The most common pyramids are regular pyramids. A
regular pyramid has a regular polygon for a base and its height
meets the base at its center. The slant height is the
height (altitude) of each lateral face. 
In a regular pyramid,
the lateral edges are congruent.
Since the base is a regular polygon, whose sides are all
congruent, we know that the lateral faces of a regular
pyramid are congruent isosceles triangles. 

Pyramids are named for the shape of
their base.
Triangular pyramid
Square pyramid

The
volume of a
pyramid is onethird the product of the base area times the
height of the pyramid.
(Volume of a
pyramid:
B = base area, h = height) 
h
= height (altitude) from vertex to base
B = area of base 

The Great Pyramid of Egypt
The Great Pyramid of Khufu, at
Giza, Egypt, is 751 feet long on each side at the base, is 450
feet high, and is composed of approximately 2 million blocks of
stone, each weighing more than 2 tons. The maximum error
between side lengths is less than 0.1%.
The sloping angle of its sides
is 51°51'. Each side is oriented with the compass points
of north, south, east, and west. Each cross section of the
pyramid (parallel to the base) is a square.

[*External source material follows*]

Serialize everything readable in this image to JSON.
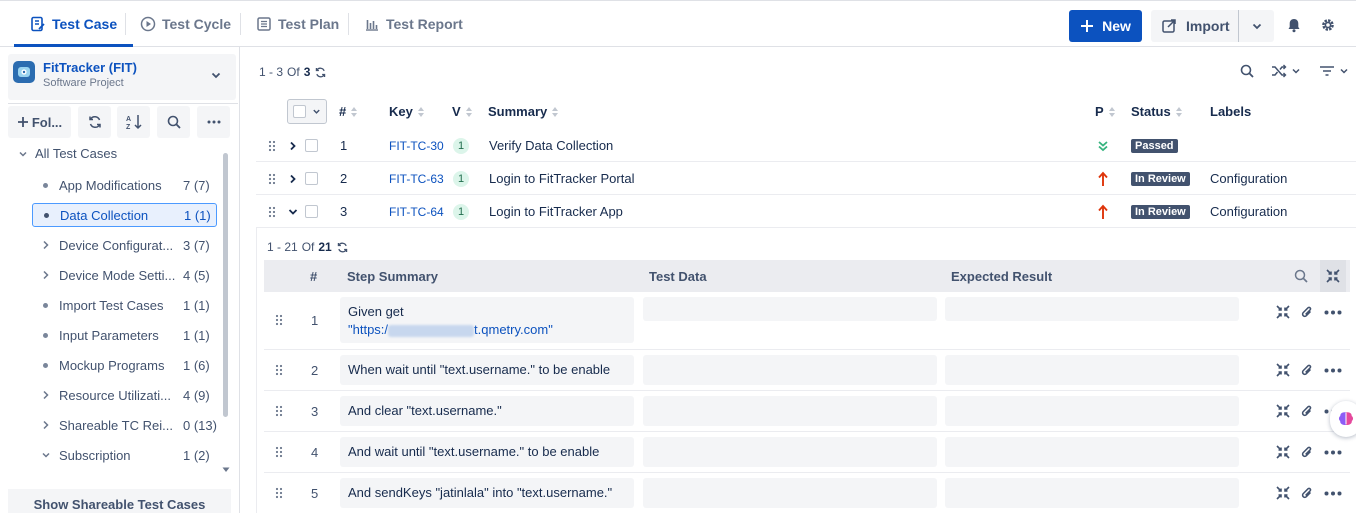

Artist's rendering of the pyramids. 
Until the 19th century, the
Great Pyramid at Giza was the tallest building in the world.
At over 4500 years in age, it is the only one of the famous
Seven Wonders of the Ancient World that remains standing.
According to the Greek
historian Herodotus, the Great Pyramid was built as a tomb for
the Pharaoh Khufu.